- Poles of even height
- Yard stick
- Use a line level, which is two poles of the exact same height (50 inches would be good) with string running between the poles. At the exact center of the string, a level is suspended. There are also notches at the exact same interval in each pole. Have one person stand on the slope holding one pole and the other person stand exactly down the slop from him holding the other pole with string running through the top notch.
- Make the string level. The person at the top of the slope should move the string to the different notches on his pole until the level suspended from the middle of the string shows a level setting.
- Calculate the slope by measuring the distance from the notch where the string was placed to the top of the pole. Slope is a percentage, meaning the number of units falls or rises in 100 units of horizontal distance. Every inch from the top of the 50-inch pole equals 2 percent of slope (with the top of the pole being originally level with the second pole, showing a 0 percent grade). The lower the string must be on the pole to be level, the higher the percent of slope. A notch 4 inches down the pole indicates an 8 percent slope and a notch 8 inches down the pole indicates a 16 percent slope.
- Use another method of measuring slope with just one person. With a stick that is 50 inches long, a level, a pencil and a yard stick, stand on the slope holding the yard stick upright.
- Place the stick on the slope, and hold the level on the end of the stick nearest you. Raise the stick until it is level.
- Mark the height on the yard stick where the 50-inch stick is level. Measuring from the ground up, determine the height necessary for the 50-inch stick to be level.

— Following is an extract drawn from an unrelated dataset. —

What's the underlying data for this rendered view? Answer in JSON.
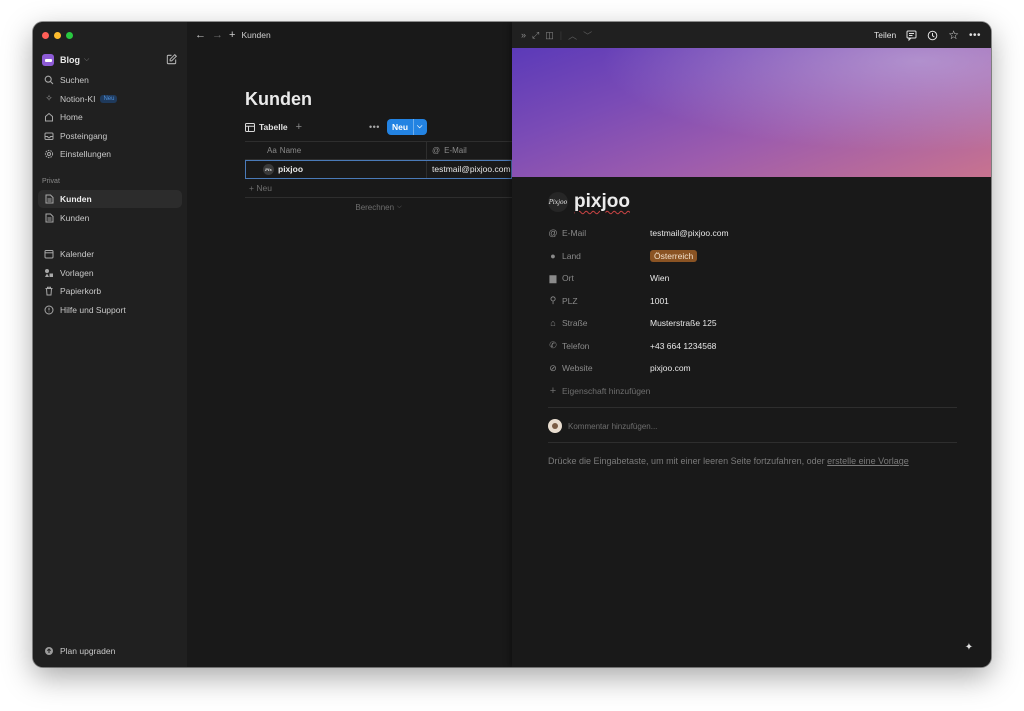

- Measure the slope of the land by multiplying the height from the ground required for level by two. This figure will be your percent of slope.